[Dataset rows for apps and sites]
====================

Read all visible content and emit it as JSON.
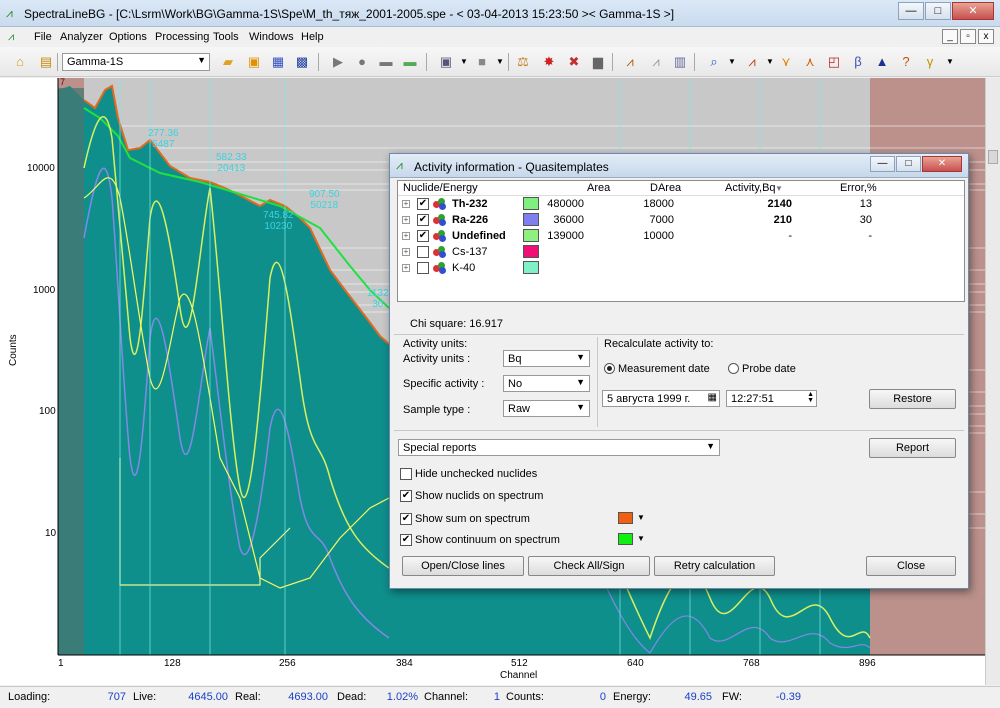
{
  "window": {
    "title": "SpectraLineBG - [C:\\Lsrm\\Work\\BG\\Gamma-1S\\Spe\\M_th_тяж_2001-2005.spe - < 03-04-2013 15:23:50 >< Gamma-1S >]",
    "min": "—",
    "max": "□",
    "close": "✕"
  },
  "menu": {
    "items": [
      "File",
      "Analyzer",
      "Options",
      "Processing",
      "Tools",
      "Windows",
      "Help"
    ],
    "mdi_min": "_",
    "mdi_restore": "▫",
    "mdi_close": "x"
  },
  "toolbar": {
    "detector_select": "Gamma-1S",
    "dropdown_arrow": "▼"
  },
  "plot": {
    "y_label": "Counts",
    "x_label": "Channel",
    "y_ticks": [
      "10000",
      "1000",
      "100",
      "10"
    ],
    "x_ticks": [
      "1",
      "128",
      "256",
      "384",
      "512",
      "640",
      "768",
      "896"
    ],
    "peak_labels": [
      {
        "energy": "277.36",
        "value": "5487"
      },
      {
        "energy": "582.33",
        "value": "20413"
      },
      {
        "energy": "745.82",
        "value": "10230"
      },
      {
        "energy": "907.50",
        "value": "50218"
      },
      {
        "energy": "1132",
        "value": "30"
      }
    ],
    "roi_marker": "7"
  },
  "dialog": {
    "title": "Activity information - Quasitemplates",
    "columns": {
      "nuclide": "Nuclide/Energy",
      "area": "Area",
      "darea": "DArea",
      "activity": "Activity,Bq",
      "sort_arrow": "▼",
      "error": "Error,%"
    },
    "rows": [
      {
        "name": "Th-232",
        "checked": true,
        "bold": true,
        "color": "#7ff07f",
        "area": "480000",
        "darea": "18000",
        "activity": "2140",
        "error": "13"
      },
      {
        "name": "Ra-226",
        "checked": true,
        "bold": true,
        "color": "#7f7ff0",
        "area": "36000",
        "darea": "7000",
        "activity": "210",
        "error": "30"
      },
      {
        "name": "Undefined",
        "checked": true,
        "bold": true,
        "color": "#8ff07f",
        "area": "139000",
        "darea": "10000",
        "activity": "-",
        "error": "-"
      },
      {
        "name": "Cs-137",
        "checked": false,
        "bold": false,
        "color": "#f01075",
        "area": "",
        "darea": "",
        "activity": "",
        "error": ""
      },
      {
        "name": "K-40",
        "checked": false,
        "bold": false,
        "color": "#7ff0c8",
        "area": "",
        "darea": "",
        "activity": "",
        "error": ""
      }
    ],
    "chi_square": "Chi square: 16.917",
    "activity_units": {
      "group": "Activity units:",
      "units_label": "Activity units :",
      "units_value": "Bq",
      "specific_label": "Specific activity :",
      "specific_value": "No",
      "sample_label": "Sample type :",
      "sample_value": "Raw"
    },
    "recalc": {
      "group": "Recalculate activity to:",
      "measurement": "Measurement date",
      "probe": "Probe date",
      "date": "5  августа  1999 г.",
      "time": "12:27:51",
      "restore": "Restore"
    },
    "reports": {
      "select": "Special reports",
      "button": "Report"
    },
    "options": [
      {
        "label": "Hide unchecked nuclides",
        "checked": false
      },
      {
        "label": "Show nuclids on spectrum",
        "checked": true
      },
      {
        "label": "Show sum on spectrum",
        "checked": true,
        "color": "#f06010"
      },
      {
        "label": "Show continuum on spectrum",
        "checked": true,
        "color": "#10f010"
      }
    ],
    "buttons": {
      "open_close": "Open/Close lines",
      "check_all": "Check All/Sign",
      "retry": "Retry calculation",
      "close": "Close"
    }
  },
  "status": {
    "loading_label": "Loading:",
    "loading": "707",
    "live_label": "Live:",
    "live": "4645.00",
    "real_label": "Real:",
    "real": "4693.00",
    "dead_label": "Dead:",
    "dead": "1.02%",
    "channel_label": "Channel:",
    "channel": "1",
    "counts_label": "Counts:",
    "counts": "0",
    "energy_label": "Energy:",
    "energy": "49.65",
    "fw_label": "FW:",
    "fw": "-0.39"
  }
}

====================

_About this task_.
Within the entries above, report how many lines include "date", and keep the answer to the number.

_Response to this exercise_.
3